[these portraits are composites of various people and activities I encounter – the usual ethical precautions apply]
Footnote on class: I’m forever encountering criticism that classes in Russia cannot exist without class consciousness, or that the material basis of class differentiation are not pronounced enough, or numerous other arguments. My response is pretty simple. Even if we put aside Marxian approaches, it seems evident to me that we do see an inheritance of a class division in Russia from the Soviet period in a Weberian sense – which has an implicit element of ‘consciousness’ in it: people have a sense of shared specific causal components that dictate life chances; these components correlate strongly with economic interests; these components operate in a society dominated by labour and commodity markets.
In that Weberian sense, Russia’s classes today look a lot like the German society he studied at the end of the C19/beginning C20. Indeed, the skewed weighting in the unevenly yet rapidly modernizing German society between what Weber saw as four classes: the petite bourgeoisie, technical lower-middle class, small working-class, and privileged class is somewhat echoed in Russia today: with its relatively smaller (declining) working-class and p-b (declining?). That Weber’s approach combines class and estate, or ‘Stand/Stände’ is also fortuitous. Essentially one can view Simon Kordonsky’s current work on a state-centric hierarchy of estates in Russia as a reworking of Weber. While Kordonsky makes a few notes on the shared sense of entitlement of the Russia ruling class and their attempts to seal themselves off (signified by regalia, blue sirens, reserved ‘fast-track’ routes though public spaces), in my view we can go further and, unpack from the term ‘bydlo’, shared disgust, bewilderment, and even a little fear among a variety of Russian people that would then mark them out as some kind of ‘middle-class’ even if they themselves do not use this term, and even if they themselves belong to different ‘estates’.
Indeed, the term ‘bydlo’ too is merely a holding term.
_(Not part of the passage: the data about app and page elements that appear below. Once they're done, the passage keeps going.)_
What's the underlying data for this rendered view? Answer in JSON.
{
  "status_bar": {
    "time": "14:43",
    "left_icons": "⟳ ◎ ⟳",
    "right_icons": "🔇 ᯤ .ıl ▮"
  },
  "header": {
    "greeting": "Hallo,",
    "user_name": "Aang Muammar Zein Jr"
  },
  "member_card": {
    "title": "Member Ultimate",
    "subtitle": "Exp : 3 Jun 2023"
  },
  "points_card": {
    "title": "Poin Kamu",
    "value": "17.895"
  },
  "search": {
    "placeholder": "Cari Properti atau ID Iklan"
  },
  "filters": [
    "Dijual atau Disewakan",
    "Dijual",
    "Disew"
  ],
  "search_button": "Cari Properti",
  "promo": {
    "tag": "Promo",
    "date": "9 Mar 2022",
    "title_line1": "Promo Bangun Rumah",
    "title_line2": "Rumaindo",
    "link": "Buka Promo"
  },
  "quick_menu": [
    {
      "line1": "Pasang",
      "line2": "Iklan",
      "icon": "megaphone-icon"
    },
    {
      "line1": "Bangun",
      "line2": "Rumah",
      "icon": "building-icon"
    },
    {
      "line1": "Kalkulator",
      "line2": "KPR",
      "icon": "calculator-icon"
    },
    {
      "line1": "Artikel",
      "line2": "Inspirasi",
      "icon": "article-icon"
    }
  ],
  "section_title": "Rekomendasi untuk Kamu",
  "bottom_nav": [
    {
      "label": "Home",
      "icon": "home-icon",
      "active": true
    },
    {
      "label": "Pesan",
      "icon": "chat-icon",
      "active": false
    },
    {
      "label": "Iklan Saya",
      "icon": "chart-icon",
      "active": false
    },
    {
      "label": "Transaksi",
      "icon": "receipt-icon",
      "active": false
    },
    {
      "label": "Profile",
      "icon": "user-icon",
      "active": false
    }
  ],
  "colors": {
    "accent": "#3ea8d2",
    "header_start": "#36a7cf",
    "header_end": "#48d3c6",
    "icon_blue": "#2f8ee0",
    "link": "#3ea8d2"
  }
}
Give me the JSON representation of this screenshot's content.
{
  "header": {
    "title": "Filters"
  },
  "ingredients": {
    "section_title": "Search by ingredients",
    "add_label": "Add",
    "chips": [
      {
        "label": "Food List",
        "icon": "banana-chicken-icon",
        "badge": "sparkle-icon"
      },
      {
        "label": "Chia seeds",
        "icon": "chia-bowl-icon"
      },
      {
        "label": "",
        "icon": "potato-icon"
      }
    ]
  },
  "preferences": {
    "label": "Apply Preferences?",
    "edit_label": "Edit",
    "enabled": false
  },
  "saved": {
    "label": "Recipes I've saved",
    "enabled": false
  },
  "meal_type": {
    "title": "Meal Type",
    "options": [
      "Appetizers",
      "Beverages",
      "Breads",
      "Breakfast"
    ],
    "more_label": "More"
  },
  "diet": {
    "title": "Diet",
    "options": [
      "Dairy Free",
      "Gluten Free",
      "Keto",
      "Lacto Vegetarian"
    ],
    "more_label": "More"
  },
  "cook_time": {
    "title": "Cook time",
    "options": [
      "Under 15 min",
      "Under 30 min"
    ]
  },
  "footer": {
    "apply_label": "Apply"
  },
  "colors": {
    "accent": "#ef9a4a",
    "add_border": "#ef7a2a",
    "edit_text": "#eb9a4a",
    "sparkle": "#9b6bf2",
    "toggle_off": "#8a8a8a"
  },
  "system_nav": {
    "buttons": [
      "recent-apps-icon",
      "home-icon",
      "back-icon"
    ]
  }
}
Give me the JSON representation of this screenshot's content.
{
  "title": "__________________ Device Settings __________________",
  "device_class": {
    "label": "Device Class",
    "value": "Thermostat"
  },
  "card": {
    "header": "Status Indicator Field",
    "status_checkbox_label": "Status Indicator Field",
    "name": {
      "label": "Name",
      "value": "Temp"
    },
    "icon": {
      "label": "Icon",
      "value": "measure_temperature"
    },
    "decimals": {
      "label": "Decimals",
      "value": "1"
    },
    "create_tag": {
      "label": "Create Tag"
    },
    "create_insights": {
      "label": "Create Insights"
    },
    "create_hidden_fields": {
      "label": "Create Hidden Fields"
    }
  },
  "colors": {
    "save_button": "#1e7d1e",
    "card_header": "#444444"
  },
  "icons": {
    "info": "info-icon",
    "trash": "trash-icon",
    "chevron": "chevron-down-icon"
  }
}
I don’t actually hear people use this word much. What I do hear is metropolitans talk about Russians who live in small towns and villages in a way that marks them as different and lacking the ‘social esteem’ they denote for themselves. The point is that ‘class’ has a perfectly valid sociological application in today’s Russian society. It’s to do with demonization, incredulity, disgust, projection of blame on the one hand, and in contrast, symbolic co-recognition of worth and worthlessness. There is an incomplete transition to Bourdiesian middle-class ‘dispositions’ which make their incompleteness visible because they try too hard in places: (pour the wine into the carafe, don’t leave it on the table… no we don’t buy Russian wine….we don’t drink out of stakany), and of course the lived experience of material privilege.
As Crompton has argued, if either structure or agency, ‘economic’ or ‘cultural’ explanations of class difference become dominant in analysis this is not necessarily a failure of analysis, just that a society’s circumstances may make one of these approaches more appropriate at a given time. In Russia we could argue, the ‘cultural’ trope of deviant and dangerous lumpen men is still very strong (see Charlie Walker’s work, or in Central Europe that of Alison Stenning), but the economic stratification will, in due course be a better seam to explore.
Marx uses the term “praxis” to refer to the free, universal, creative and self-creative activity through which man creates and changes his historical world and himself. As I said earlier. class hatred and authoritarian thinking is arguably more characteristic of the winners of postsocialism. Why might that be? Could it be that so many of the winners cannot cognitively admit that their position is due to luck, networks of ‘blat’, and the impoverishment of the majority? In their largely while-collar world of managing people they also express a will to self-creative activity, but again, I would ask – who out of these two groups expresses more libidinal frustration at the difficulty of remaking the world? Perhaps regardless of privilege this is why Russians are such crazily obsessive gardeners.